- **Task to carry out**
Scan the entries for the word "Topic". Every line that has it should be copied.

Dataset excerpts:
▽

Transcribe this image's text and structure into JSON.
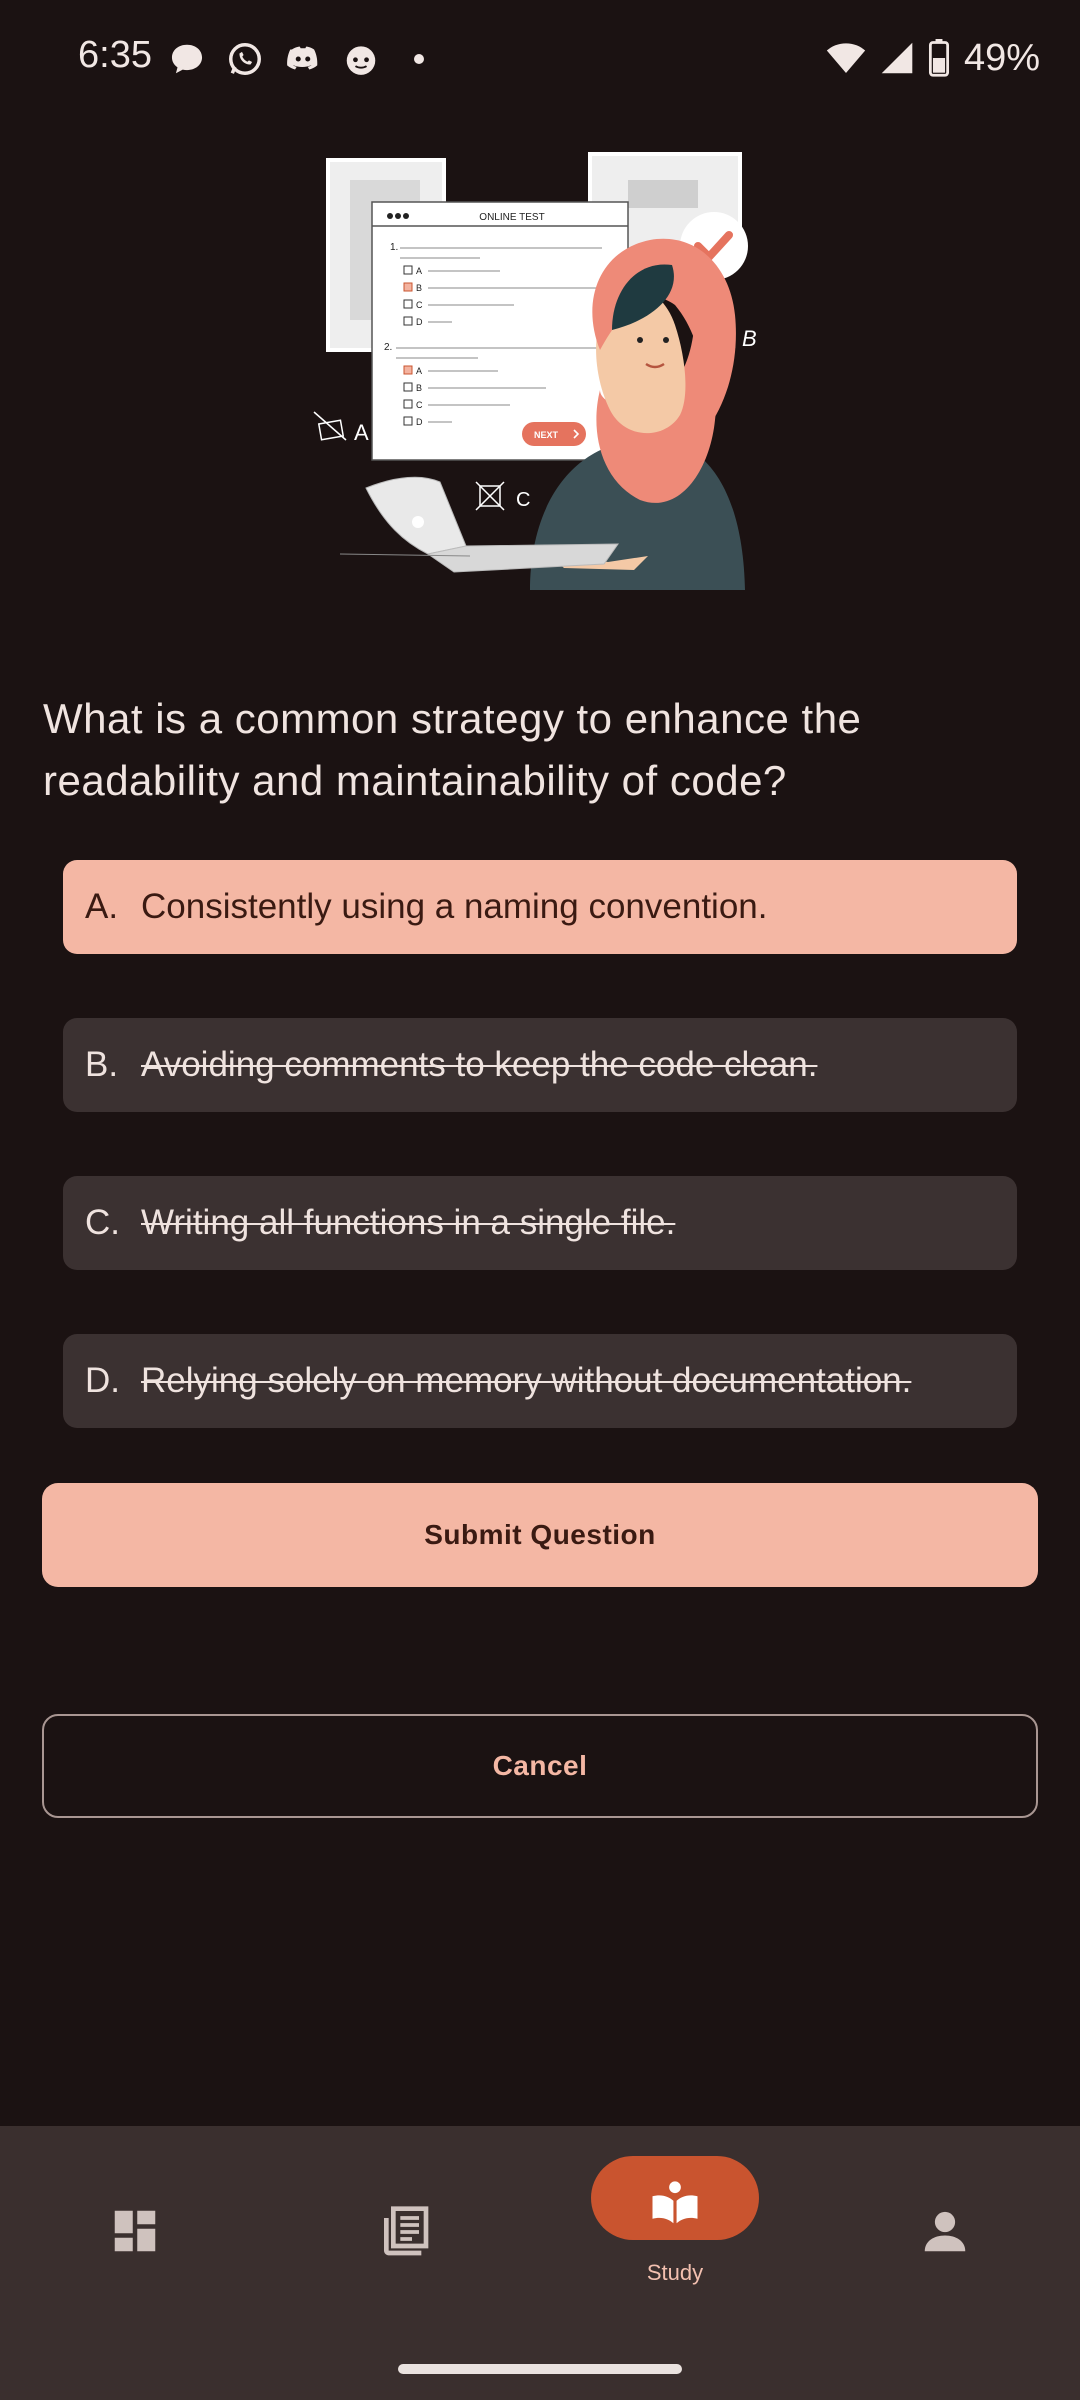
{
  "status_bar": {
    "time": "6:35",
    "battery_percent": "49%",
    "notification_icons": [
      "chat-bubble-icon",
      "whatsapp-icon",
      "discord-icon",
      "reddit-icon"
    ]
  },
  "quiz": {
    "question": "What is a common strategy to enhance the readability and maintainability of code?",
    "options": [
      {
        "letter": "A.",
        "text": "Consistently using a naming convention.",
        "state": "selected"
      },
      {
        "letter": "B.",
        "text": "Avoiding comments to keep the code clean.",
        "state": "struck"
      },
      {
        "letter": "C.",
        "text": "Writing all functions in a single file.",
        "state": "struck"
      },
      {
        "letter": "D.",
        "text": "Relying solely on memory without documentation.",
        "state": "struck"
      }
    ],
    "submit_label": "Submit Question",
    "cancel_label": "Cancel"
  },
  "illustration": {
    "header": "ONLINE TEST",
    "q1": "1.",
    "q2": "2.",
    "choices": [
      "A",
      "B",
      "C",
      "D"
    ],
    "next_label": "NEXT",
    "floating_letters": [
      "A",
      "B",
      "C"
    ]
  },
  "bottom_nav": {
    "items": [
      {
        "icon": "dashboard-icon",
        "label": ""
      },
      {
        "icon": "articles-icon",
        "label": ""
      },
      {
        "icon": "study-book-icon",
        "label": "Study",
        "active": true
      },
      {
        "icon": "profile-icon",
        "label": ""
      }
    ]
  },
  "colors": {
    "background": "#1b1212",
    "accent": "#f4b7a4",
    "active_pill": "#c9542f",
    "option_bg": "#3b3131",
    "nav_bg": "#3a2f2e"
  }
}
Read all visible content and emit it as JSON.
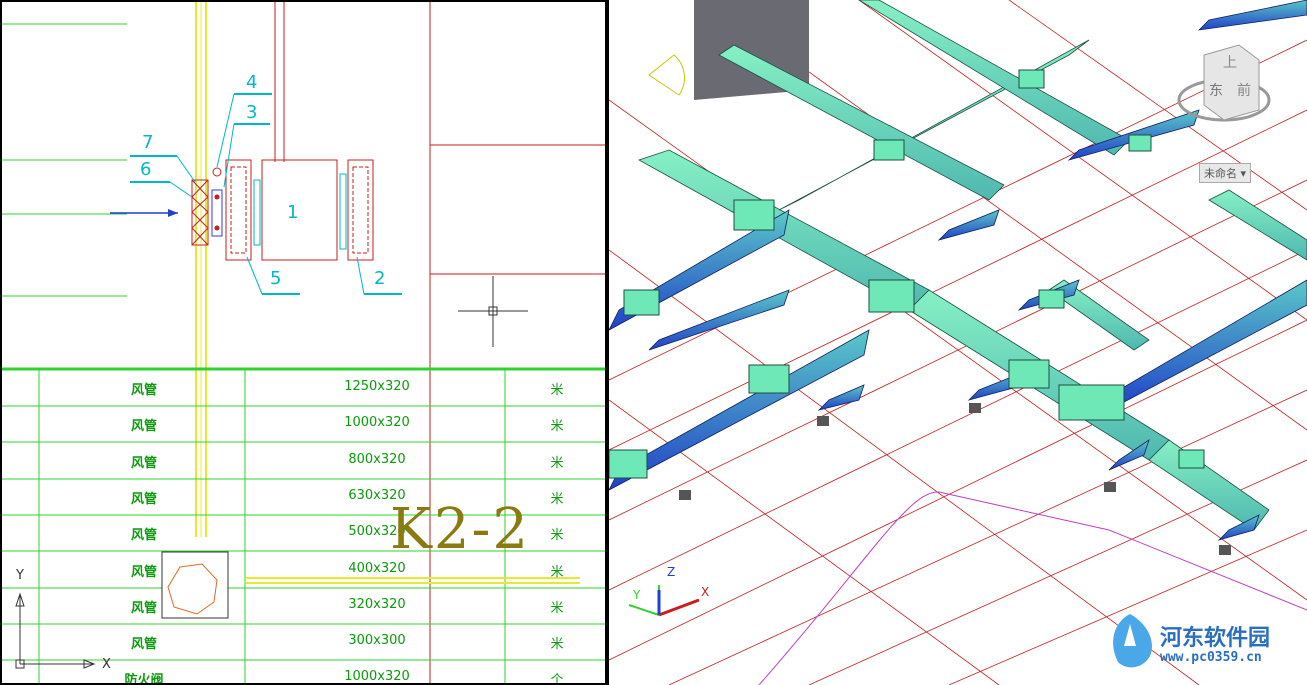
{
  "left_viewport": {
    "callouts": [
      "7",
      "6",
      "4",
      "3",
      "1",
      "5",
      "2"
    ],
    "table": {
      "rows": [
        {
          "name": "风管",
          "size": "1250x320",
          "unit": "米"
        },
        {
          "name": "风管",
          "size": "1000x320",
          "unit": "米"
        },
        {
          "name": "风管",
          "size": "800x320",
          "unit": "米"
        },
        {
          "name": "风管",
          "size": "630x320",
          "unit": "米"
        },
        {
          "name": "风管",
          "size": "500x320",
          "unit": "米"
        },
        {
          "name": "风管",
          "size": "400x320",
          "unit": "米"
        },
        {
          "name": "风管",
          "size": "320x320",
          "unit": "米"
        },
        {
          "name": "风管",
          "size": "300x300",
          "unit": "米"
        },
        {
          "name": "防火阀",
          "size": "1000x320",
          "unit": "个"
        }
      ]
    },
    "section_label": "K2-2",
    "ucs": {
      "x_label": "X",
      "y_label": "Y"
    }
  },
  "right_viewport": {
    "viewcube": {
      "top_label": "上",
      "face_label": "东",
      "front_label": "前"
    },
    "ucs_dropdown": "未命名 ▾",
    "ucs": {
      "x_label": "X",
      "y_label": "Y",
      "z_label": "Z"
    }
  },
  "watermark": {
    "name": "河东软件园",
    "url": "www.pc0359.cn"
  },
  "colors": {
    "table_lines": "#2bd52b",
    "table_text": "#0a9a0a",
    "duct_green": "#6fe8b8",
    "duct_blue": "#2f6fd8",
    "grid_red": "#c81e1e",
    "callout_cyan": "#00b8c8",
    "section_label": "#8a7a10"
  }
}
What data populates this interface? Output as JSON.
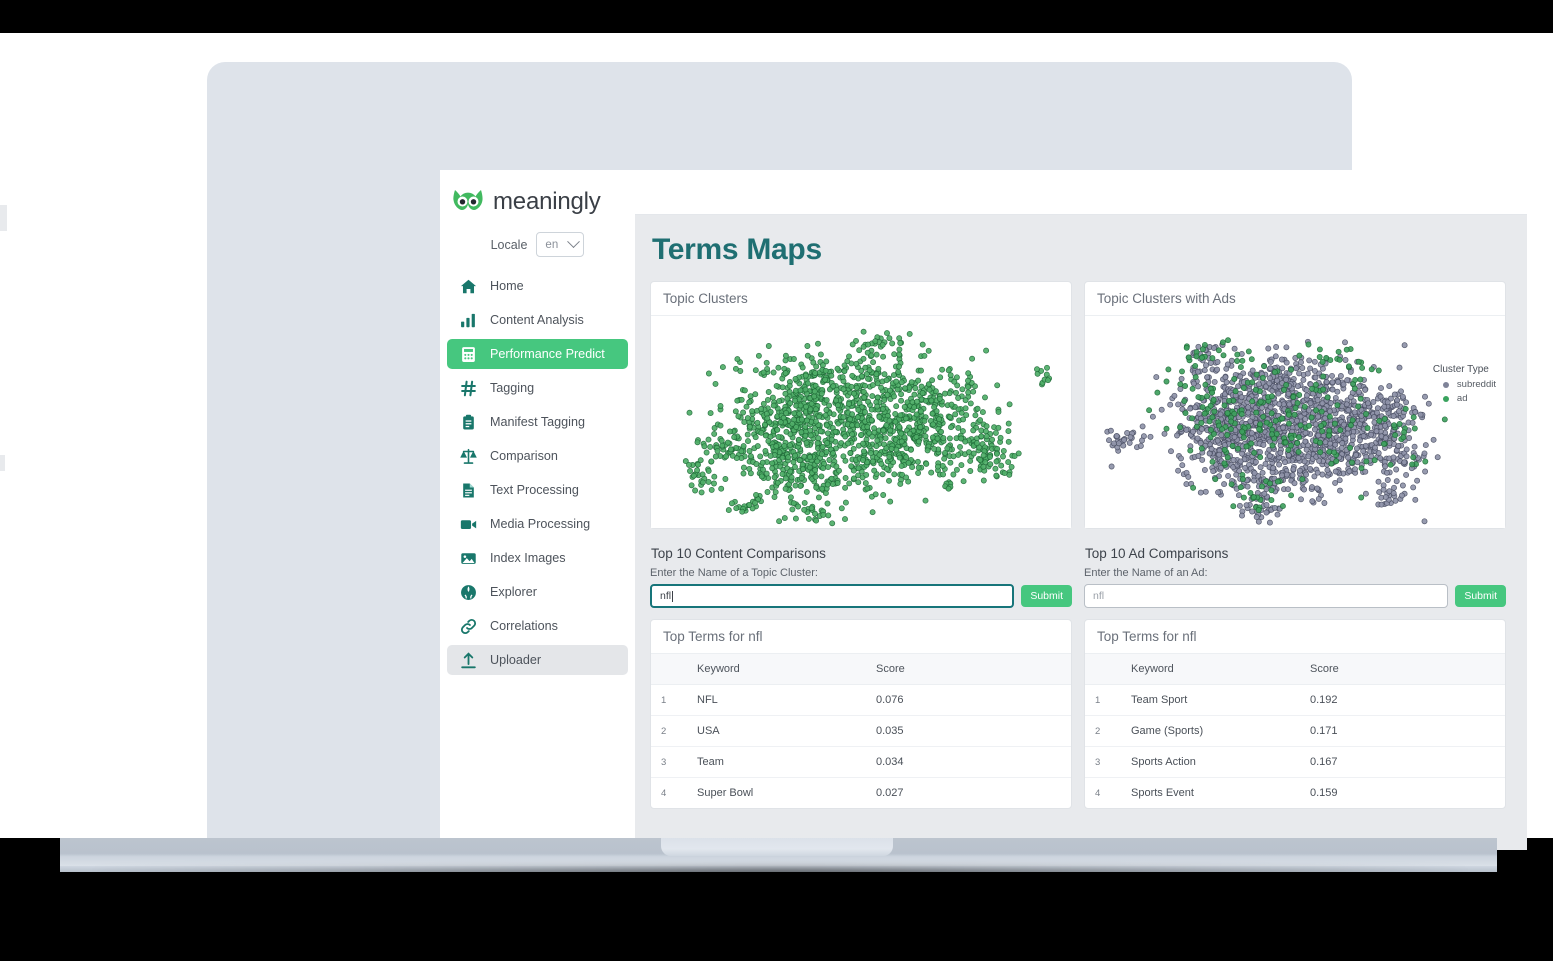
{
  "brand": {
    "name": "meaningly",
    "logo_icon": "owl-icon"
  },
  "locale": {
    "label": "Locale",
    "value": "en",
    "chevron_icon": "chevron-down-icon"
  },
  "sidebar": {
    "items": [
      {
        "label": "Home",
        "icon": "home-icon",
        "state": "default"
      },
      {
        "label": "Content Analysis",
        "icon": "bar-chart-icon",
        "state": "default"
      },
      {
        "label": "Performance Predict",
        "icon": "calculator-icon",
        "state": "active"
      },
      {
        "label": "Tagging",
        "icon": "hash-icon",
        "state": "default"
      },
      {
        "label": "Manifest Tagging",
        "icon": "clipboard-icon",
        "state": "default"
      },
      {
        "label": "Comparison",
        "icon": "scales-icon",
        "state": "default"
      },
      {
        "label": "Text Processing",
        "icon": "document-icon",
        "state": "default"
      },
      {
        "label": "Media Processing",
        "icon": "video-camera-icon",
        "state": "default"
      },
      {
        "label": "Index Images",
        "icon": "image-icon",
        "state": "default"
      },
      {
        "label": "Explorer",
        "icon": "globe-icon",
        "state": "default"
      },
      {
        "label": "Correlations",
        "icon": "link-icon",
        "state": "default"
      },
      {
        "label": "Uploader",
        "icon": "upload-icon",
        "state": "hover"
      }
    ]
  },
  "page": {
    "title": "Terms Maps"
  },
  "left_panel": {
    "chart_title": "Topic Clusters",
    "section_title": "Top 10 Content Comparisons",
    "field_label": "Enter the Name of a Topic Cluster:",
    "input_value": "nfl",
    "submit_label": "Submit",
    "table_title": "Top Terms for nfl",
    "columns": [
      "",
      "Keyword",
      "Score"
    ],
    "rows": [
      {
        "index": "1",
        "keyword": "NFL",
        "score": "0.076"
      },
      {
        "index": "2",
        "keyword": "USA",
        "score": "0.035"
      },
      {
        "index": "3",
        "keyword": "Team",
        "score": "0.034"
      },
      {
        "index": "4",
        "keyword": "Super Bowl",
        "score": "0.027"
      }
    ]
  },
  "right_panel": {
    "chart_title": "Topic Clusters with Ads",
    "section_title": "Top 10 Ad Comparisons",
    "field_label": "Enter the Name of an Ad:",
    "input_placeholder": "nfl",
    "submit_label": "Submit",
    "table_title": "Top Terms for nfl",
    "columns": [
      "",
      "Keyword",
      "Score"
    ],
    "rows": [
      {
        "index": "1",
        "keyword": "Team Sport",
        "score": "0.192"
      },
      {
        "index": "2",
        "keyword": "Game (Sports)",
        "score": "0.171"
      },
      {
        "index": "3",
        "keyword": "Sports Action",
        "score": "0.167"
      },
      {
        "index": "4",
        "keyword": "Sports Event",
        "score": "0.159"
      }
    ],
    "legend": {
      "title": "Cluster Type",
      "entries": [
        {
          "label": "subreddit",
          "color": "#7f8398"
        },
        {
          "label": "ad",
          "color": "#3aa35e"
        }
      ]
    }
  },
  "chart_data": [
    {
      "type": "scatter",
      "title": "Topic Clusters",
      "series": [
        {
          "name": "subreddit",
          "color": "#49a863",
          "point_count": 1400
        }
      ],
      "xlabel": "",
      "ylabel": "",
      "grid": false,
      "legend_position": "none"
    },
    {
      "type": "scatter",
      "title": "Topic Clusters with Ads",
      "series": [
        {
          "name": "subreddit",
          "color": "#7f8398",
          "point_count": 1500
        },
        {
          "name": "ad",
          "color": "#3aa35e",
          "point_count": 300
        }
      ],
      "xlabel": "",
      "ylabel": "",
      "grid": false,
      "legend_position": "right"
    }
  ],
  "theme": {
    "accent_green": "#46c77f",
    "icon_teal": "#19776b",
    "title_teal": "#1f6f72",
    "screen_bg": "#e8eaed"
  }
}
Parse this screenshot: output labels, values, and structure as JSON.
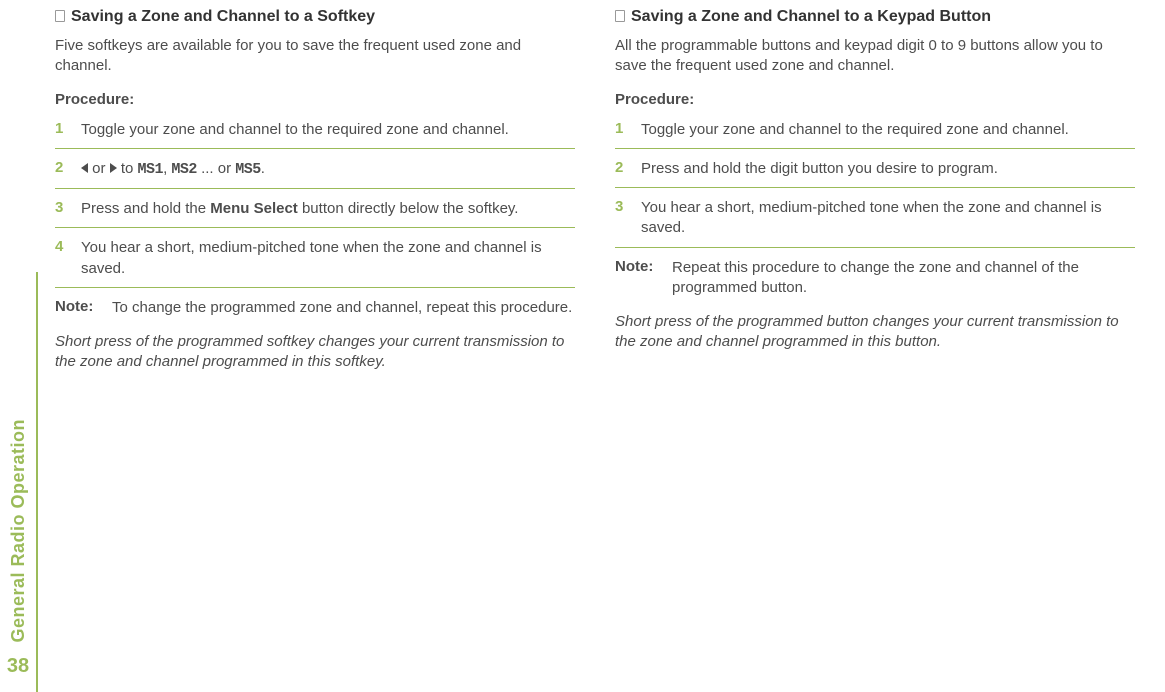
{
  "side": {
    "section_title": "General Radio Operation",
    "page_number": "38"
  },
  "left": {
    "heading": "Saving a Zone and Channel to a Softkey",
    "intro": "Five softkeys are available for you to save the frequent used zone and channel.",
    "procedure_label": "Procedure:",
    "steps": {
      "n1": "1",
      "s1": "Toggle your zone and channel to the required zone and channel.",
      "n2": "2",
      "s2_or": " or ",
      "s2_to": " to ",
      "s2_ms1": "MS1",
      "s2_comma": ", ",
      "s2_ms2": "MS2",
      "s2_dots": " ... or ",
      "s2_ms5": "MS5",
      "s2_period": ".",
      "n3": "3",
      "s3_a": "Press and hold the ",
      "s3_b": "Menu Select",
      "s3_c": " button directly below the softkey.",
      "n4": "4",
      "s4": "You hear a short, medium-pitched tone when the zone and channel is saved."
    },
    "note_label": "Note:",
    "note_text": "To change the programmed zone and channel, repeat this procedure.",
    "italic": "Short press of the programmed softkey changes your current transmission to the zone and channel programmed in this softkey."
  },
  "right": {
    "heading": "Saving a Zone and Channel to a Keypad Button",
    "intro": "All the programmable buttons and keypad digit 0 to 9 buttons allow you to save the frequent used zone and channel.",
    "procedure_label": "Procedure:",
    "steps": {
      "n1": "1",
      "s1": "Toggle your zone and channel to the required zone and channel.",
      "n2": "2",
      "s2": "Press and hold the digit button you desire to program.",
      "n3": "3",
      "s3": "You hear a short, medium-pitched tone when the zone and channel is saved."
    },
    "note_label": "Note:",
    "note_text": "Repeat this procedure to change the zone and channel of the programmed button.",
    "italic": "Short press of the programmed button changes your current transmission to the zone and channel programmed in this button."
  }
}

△

- **Output of the exercise**
    "chart_title": "Topic Clusters",
    "field_label": "Enter the Name of a Topic Cluster:",
    "chart_title": "Topic Clusters with Ads",
      "title": "Topic Clusters",
      "title": "Topic Clusters with Ads",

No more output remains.